(Web page and app entries)
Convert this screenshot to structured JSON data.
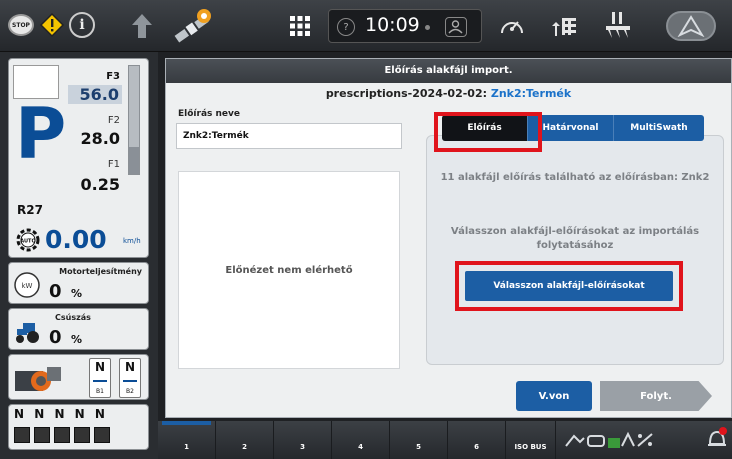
{
  "topbar": {
    "stop_label": "STOP",
    "time": "10:09",
    "help_symbol": "?",
    "info_symbol": "i",
    "icons": [
      "stop-icon",
      "warning-icon",
      "info-icon",
      "up-arrow-icon",
      "satellite-icon",
      "apps-grid-icon",
      "help-icon",
      "user-icon",
      "gauge-icon",
      "row-control-icon",
      "implement-icon",
      "auto-steer-icon"
    ],
    "accent_color": "#1c5ea4",
    "warning_color": "#f5c400"
  },
  "left": {
    "gear": "P",
    "range": "R27",
    "f3_label": "F3",
    "f3_value": "56.0",
    "f2_label": "F2",
    "f2_value": "28.0",
    "f1_label": "F1",
    "f1_value": "0.25",
    "gear_level_fraction": 0.25,
    "speed": "0.00",
    "speed_unit": "km/h",
    "engine_title": "Motorteljesítmény",
    "engine_value": "0",
    "engine_unit": "%",
    "engine_icon_text": "kW",
    "slip_title": "Csúszás",
    "slip_value": "0",
    "slip_unit": "%",
    "neutral_b1": "N",
    "neutral_b1_label": "B1",
    "neutral_b2": "N",
    "neutral_b2_label": "B2",
    "valves_label": "N N N N N"
  },
  "dialog": {
    "title": "Előírás alakfájl import.",
    "subtitle_prefix": "prescriptions-2024-02-02: ",
    "subtitle_link": "Znk2:Termék",
    "name_label": "Előírás neve",
    "name_value": "Znk2:Termék",
    "preview_text": "Előnézet nem elérhető",
    "tabs": [
      {
        "label": "Előírás",
        "active": true
      },
      {
        "label": "Határvonal",
        "active": false
      },
      {
        "label": "MultiSwath",
        "active": false
      }
    ],
    "info1": "11 alakfájl előírás található az előírásban: Znk2",
    "info2": "Válasszon alakfájl-előírásokat az importálás folytatásához",
    "select_button": "Válasszon alakfájl-előírásokat",
    "back_button": "V.von",
    "next_button": "Folyt.",
    "highlight_color": "#e0141c"
  },
  "bottom": {
    "tabs": [
      "1",
      "2",
      "3",
      "4",
      "5",
      "6",
      "ISO BUS"
    ],
    "selected_tab": "1"
  }
}
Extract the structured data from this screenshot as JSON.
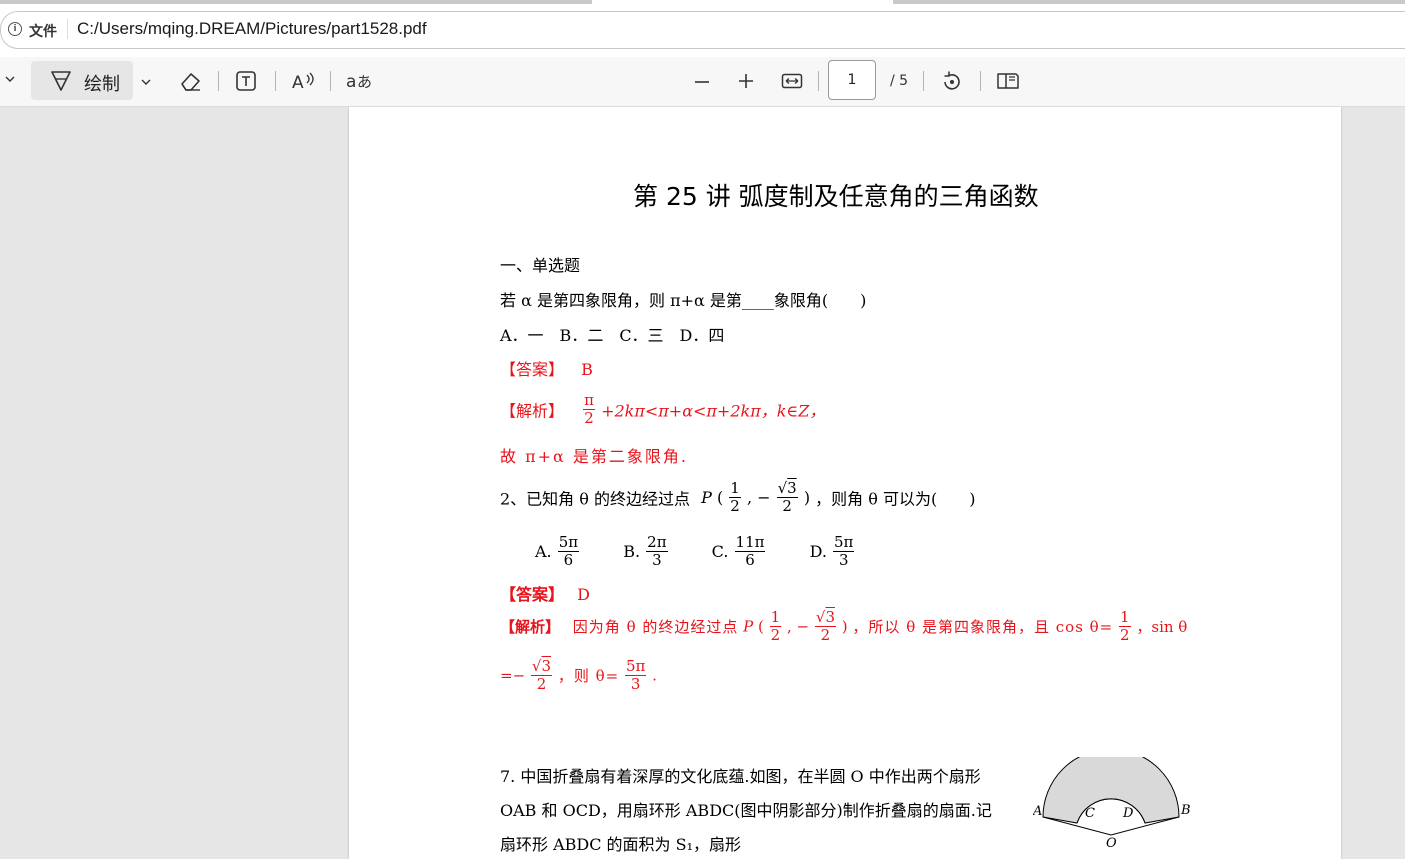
{
  "address_bar": {
    "file_label": "文件",
    "url": "C:/Users/mqing.DREAM/Pictures/part1528.pdf"
  },
  "toolbar": {
    "draw_label": "绘制",
    "page_current": "1",
    "page_total": "/ 5"
  },
  "document": {
    "title": "第 25 讲  弧度制及任意角的三角函数",
    "section": "一、单选题",
    "q1": {
      "stem": "若 α 是第四象限角，则 π+α 是第____象限角(　　)",
      "options": "A．一　B．二　C．三　D．四",
      "answer_label": "【答案】",
      "answer": "B",
      "analysis_label": "【解析】",
      "analysis_num": "π",
      "analysis_den": "2",
      "analysis_rest": "+2kπ<π+α<π+2kπ，k∈Z，",
      "conclusion": "故 π+α 是第二象限角."
    },
    "q2": {
      "prefix": "2、已知角 θ 的终边经过点",
      "point_label": "P",
      "suffix": "，则角 θ 可以为(　　)",
      "frac_half_num": "1",
      "frac_half_den": "2",
      "sqrt3": "3",
      "den2": "2",
      "opt_a": "A.",
      "opt_a_num": "5π",
      "opt_a_den": "6",
      "opt_b": "B.",
      "opt_b_num": "2π",
      "opt_b_den": "3",
      "opt_c": "C.",
      "opt_c_num": "11π",
      "opt_c_den": "6",
      "opt_d": "D.",
      "opt_d_num": "5π",
      "opt_d_den": "3",
      "answer_label": "【答案】",
      "answer": "D",
      "analysis_label": "【解析】",
      "analysis_text1": "因为角 θ 的终边经过点",
      "analysis_text2": "，所以 θ 是第四象限角，且 cos θ=",
      "analysis_text3": "，sin θ",
      "analysis_line2_a": "=−",
      "analysis_line2_b": "，则 θ=",
      "analysis_line2_num": "5π",
      "analysis_line2_den": "3",
      "analysis_line2_end": "."
    },
    "q7": {
      "line1": "7. 中国折叠扇有着深厚的文化底蕴.如图，在半圆 O 中作出两个扇形",
      "line2": "OAB 和 OCD，用扇环形 ABDC(图中阴影部分)制作折叠扇的扇面.记",
      "line3": "扇环形 ABDC 的面积为 S₁，扇形",
      "fig_labels": {
        "A": "A",
        "B": "B",
        "C": "C",
        "D": "D",
        "O": "O"
      }
    }
  },
  "colors": {
    "accent_red": "#e8141b",
    "shade": "#d9d9d9"
  }
}
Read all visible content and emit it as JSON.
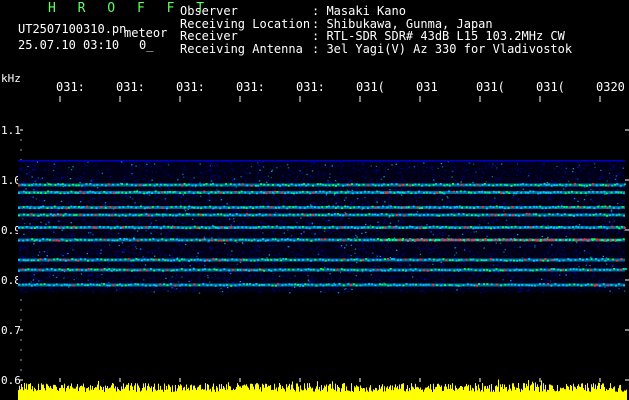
{
  "header": {
    "brand": "H R O F F T",
    "filename": "UT2507100310.pn",
    "filename_tag": "meteor",
    "date_line": "25.07.10 03:10",
    "date_extra": "0_"
  },
  "info": [
    {
      "label": "Observer",
      "value": ": Masaki Kano"
    },
    {
      "label": "Receiving Location",
      "value": ": Shibukawa, Gunma, Japan"
    },
    {
      "label": "Receiver",
      "value": ": RTL-SDR SDR# 43dB L15 103.2MHz CW"
    },
    {
      "label": "Receiving Antenna",
      "value": ": 3el Yagi(V) Az 330 for Vladivostok"
    }
  ],
  "plot": {
    "unit_label": "kHz",
    "time_labels": [
      "031:",
      "031:",
      "031:",
      "031:",
      "031:",
      "031(",
      "031",
      "031(",
      "031(",
      "0320"
    ],
    "freq_labels": [
      "1.1",
      "1.0",
      "0.9",
      "0.8",
      "0.7",
      "0.6"
    ],
    "colors": {
      "background": "#000000",
      "noise": "#0000cc",
      "signal_low": "#00c8ff",
      "signal_mid": "#00ff60",
      "signal_high": "#ff3030",
      "amplitude": "#ffff00",
      "tick": "#ffffff",
      "brand": "#5fff5f"
    },
    "bands_khz": [
      0.99,
      0.975,
      0.945,
      0.93,
      0.905,
      0.88,
      0.84,
      0.82,
      0.79
    ],
    "band_top_khz": 1.04,
    "band_bottom_khz": 0.775
  }
}
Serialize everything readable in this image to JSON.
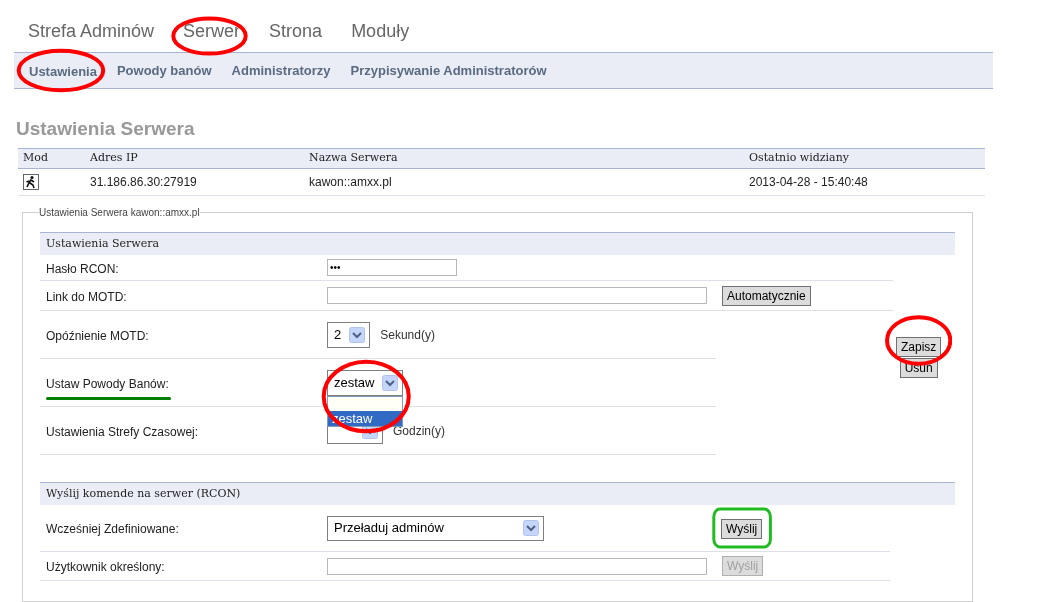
{
  "nav": [
    {
      "label": "Strefa Adminów"
    },
    {
      "label": "Serwer",
      "annotation": {
        "kind": "ellipse",
        "color": "#ff0000"
      }
    },
    {
      "label": "Strona"
    },
    {
      "label": "Moduły"
    }
  ],
  "subnav": [
    {
      "label": "Ustawienia",
      "annotation": {
        "kind": "ellipse",
        "color": "#ff0000"
      }
    },
    {
      "label": "Powody banów"
    },
    {
      "label": "Administratorzy"
    },
    {
      "label": "Przypisywanie Administratorów"
    }
  ],
  "page_title": "Ustawienia Serwera",
  "servers": {
    "columns": [
      "Mod",
      "Adres IP",
      "Nazwa Serwera",
      "Ostatnio widziany"
    ],
    "rows": [
      {
        "ip": "31.186.86.30:27919",
        "name": "kawon::amxx.pl",
        "last_seen": "2013-04-28 - 15:40:48"
      }
    ]
  },
  "settings": {
    "legend": "Ustawienia Serwera kawon::amxx.pl",
    "section": {
      "title": "Ustawienia Serwera",
      "rows": [
        {
          "kind": "password",
          "label": "Hasło RCON:",
          "value": "•••"
        },
        {
          "kind": "text_button",
          "label": "Link do MOTD:",
          "button": {
            "label": "Automatycznie",
            "disabled": false
          }
        },
        {
          "kind": "select",
          "label": "Opóźnienie MOTD:",
          "value": "2",
          "suffix": "Sekund(y)"
        },
        {
          "kind": "select",
          "label": "Ustaw Powody Banów:",
          "value": "zestaw",
          "open": true,
          "label_annotation": {
            "kind": "underline",
            "color": "#008000"
          },
          "annotation": {
            "kind": "ellipse",
            "color": "#ff0000"
          },
          "options": [
            {
              "label": "zestaw",
              "selected": true
            }
          ]
        },
        {
          "kind": "select",
          "label": "Ustawienia Strefy Czasowej:",
          "suffix": "Godzin(y)"
        }
      ],
      "actions": [
        {
          "label": "Zapisz",
          "annotation": {
            "kind": "ellipse",
            "color": "#ff0000"
          }
        },
        {
          "label": "Usuń"
        }
      ]
    },
    "rcon": {
      "title": "Wyślij komende na serwer (RCON)",
      "rows": [
        {
          "kind": "select_button",
          "label": "Wcześniej Zdefiniowane:",
          "value": "Przeładuj adminów",
          "button": {
            "label": "Wyślij",
            "disabled": false,
            "annotation": {
              "kind": "rect",
              "color": "#22bb22"
            }
          }
        },
        {
          "kind": "text_button",
          "label": "Użytkownik określony:",
          "button": {
            "label": "Wyślij",
            "disabled": true
          }
        }
      ]
    }
  }
}
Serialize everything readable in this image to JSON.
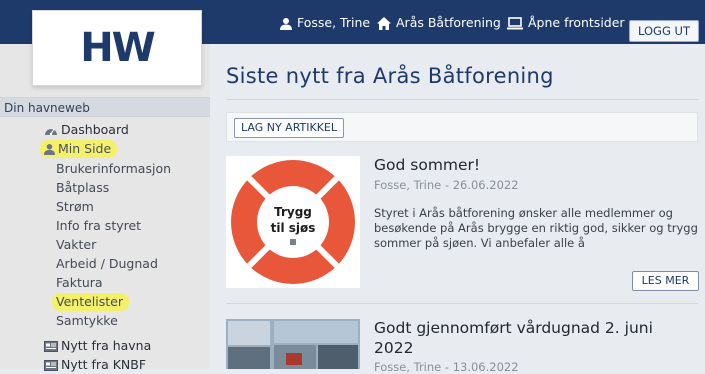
{
  "header": {
    "logo_text": "HW",
    "user": "Fosse, Trine",
    "org": "Arås Båtforening",
    "open_pages": "Åpne frontsider",
    "logout": "LOGG UT"
  },
  "sidebar": {
    "heading": "Din havneweb",
    "items": [
      {
        "label": "Dashboard",
        "icon": "dashboard-icon"
      },
      {
        "label": "Min Side",
        "icon": "user-icon"
      },
      {
        "label": "Brukerinformasjon"
      },
      {
        "label": "Båtplass"
      },
      {
        "label": "Strøm"
      },
      {
        "label": "Info fra styret"
      },
      {
        "label": "Vakter"
      },
      {
        "label": "Arbeid / Dugnad"
      },
      {
        "label": "Faktura"
      },
      {
        "label": "Ventelister"
      },
      {
        "label": "Samtykke"
      },
      {
        "label": "Nytt fra havna",
        "icon": "news-icon"
      },
      {
        "label": "Nytt fra KNBF",
        "icon": "news-icon"
      }
    ]
  },
  "main": {
    "title": "Siste nytt fra Arås Båtforening",
    "new_article": "LAG NY ARTIKKEL",
    "articles": [
      {
        "title": "God sommer!",
        "meta": "Fosse, Trine - 26.06.2022",
        "excerpt": "Styret i Arås båtforening ønsker alle medlemmer og besøkende på Arås brygge en riktig god, sikker og trygg sommer på sjøen. Vi anbefaler alle å",
        "read_more": "LES MER",
        "image_text_1": "Trygg",
        "image_text_2": "til sjøs"
      },
      {
        "title_1": "Godt gjennomført vårdugnad 2. juni",
        "title_2": "2022",
        "meta": "Fosse, Trine - 13.06.2022"
      }
    ]
  },
  "colors": {
    "topbar": "#1e3a6b",
    "accent": "#1e3a6b",
    "highlight": "#f5f06a",
    "lifebuoy": "#e8573a"
  }
}
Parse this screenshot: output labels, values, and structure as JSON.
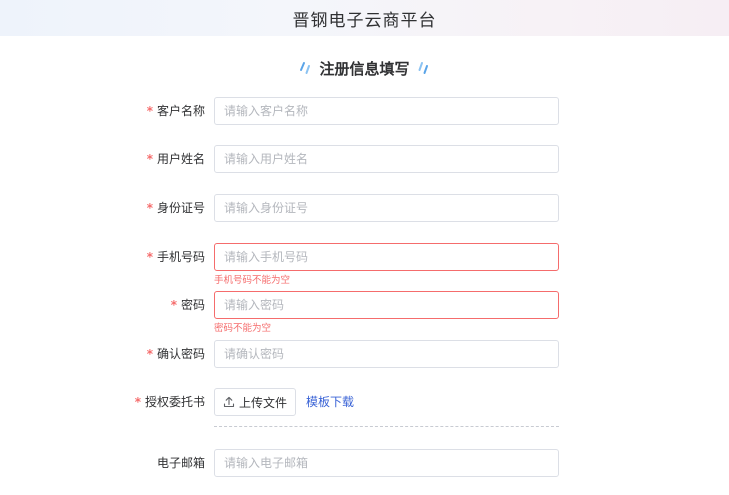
{
  "header": {
    "title": "晋钢电子云商平台"
  },
  "form": {
    "title": "注册信息填写",
    "fields": {
      "customer_name": {
        "label": "客户名称",
        "placeholder": "请输入客户名称",
        "value": ""
      },
      "user_name": {
        "label": "用户姓名",
        "placeholder": "请输入用户姓名",
        "value": ""
      },
      "id_number": {
        "label": "身份证号",
        "placeholder": "请输入身份证号",
        "value": ""
      },
      "phone": {
        "label": "手机号码",
        "placeholder": "请输入手机号码",
        "value": "",
        "error": "手机号码不能为空"
      },
      "password": {
        "label": "密码",
        "placeholder": "请输入密码",
        "value": "",
        "error": "密码不能为空"
      },
      "confirm_password": {
        "label": "确认密码",
        "placeholder": "请确认密码",
        "value": ""
      },
      "authorization": {
        "label": "授权委托书",
        "upload_label": "上传文件",
        "template_link": "模板下载"
      },
      "email": {
        "label": "电子邮箱",
        "placeholder": "请输入电子邮箱",
        "value": ""
      }
    },
    "required_mark": "*"
  },
  "colors": {
    "error": "#f56c6c",
    "link": "#3a63d6",
    "border": "#dcdfe6",
    "accent_deco": "#5aa4e8"
  },
  "icons": {
    "title_decoration": "double-slash-icon",
    "upload": "upload-icon"
  }
}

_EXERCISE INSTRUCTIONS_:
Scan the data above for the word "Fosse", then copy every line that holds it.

_SOLUTION TO THE EXERCISE_:
    "user": "Fosse, Trine",
        "meta": "Fosse, Trine - 26.06.2022",
        "meta": "Fosse, Trine - 13.06.2022"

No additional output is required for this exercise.